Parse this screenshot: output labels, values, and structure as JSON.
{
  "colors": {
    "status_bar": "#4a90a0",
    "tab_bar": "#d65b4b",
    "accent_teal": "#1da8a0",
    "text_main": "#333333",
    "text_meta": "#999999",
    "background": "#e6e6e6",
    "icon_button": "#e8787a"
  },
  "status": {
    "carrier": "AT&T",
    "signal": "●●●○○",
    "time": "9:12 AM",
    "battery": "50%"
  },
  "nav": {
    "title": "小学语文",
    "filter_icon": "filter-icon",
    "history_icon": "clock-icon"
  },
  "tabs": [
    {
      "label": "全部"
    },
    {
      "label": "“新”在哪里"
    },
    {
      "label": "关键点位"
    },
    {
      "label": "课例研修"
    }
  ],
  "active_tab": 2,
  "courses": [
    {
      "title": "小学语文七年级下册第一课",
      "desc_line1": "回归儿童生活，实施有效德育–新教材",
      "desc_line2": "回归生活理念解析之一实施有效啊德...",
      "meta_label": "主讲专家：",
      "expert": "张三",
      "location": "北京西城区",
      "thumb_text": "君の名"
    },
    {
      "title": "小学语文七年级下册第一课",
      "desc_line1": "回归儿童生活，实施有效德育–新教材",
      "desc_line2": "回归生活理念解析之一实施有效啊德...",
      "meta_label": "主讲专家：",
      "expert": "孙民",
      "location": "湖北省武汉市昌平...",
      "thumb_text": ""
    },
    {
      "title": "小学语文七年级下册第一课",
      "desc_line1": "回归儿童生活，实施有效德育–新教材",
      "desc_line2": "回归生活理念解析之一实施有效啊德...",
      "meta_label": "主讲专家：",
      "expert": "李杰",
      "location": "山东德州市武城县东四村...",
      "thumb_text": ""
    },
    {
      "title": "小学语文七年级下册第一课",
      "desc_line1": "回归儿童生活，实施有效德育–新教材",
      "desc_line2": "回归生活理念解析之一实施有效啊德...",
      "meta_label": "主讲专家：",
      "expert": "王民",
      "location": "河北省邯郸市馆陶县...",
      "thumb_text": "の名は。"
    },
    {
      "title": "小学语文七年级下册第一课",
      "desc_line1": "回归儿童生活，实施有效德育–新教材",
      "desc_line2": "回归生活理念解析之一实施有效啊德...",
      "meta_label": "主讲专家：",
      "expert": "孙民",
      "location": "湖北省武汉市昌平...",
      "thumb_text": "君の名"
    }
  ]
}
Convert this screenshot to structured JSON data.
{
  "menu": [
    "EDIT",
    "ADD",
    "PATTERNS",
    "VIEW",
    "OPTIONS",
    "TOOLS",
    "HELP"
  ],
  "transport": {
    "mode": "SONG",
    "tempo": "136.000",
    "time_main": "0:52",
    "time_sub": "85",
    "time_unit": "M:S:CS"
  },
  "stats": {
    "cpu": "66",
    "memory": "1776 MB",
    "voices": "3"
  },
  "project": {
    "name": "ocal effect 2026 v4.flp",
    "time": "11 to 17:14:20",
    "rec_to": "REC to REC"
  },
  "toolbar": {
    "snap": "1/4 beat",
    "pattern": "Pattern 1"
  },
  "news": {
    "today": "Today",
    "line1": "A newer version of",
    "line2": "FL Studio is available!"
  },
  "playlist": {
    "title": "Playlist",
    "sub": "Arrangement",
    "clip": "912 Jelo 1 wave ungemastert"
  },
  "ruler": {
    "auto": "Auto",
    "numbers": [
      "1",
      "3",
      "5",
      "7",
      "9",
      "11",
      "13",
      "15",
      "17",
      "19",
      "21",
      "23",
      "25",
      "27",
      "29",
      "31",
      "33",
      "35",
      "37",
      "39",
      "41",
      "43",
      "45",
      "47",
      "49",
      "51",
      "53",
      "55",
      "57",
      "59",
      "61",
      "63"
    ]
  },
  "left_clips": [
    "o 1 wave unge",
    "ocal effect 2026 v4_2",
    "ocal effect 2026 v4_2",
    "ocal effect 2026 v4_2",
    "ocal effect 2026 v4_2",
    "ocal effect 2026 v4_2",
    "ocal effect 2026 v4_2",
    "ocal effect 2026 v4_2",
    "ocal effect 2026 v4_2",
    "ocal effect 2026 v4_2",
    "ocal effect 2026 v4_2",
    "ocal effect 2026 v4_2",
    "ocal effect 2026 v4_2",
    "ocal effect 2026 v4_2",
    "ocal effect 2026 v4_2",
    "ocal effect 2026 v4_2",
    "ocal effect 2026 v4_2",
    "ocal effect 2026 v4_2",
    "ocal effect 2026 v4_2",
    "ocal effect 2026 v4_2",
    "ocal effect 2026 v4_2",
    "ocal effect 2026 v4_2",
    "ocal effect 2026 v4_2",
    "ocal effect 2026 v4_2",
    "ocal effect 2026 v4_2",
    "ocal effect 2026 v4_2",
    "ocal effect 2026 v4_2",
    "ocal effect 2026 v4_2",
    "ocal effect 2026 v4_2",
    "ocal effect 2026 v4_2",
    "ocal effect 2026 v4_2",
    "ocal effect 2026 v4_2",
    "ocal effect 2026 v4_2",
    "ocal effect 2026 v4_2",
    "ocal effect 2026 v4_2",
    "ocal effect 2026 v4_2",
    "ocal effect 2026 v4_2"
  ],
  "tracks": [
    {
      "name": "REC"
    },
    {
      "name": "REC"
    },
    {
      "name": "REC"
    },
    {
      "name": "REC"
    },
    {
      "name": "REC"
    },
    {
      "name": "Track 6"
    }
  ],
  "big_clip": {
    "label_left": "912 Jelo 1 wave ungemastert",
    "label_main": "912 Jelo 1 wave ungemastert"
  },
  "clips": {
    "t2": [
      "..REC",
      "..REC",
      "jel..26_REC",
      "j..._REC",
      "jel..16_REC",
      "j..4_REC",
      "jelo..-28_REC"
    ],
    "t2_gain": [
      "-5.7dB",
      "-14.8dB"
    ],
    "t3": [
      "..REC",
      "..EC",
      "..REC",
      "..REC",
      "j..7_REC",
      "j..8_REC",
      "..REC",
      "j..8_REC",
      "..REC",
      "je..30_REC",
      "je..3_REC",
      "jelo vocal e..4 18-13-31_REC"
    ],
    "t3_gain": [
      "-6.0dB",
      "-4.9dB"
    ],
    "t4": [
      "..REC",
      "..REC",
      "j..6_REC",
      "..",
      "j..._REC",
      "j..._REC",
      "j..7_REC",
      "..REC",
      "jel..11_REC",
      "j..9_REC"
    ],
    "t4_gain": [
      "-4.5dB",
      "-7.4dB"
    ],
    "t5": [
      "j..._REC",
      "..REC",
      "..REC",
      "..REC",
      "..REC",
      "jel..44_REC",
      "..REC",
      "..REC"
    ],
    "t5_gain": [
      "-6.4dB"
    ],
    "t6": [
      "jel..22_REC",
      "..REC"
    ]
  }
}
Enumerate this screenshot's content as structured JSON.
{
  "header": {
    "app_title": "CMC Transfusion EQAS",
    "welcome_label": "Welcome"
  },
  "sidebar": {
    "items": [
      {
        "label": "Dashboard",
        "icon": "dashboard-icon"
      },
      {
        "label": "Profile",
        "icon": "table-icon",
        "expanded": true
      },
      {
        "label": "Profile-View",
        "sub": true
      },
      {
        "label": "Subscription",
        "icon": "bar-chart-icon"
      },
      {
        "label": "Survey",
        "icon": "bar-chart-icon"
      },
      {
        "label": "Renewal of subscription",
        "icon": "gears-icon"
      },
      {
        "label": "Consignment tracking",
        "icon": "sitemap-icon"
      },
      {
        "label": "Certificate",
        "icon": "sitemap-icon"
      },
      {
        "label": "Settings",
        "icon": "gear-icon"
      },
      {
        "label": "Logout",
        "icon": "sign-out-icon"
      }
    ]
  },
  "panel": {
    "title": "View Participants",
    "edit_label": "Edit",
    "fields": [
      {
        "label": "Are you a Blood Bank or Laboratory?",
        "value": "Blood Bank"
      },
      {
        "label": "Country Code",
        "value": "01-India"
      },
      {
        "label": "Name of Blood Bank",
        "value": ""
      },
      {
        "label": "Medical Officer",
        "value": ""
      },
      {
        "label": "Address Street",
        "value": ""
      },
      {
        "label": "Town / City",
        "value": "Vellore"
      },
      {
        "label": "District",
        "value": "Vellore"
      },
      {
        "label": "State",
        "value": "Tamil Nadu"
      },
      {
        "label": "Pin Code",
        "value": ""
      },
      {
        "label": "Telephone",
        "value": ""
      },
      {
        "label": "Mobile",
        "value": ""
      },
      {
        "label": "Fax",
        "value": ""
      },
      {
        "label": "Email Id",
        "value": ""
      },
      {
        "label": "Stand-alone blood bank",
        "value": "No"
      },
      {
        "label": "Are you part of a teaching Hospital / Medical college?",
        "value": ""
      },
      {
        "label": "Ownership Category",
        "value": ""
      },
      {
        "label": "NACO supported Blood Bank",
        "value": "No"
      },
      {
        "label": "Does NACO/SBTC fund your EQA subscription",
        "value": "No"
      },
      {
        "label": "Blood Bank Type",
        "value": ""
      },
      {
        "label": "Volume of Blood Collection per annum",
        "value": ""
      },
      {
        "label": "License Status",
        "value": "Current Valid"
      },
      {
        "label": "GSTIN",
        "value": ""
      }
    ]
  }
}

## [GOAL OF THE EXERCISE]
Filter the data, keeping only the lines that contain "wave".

## [FINISHED TASK]
    "clip": "912 Jelo 1 wave ungemastert"
    "o 1 wave unge",
    "label_left": "912 Jelo 1 wave ungemastert",
    "label_main": "912 Jelo 1 wave ungemastert"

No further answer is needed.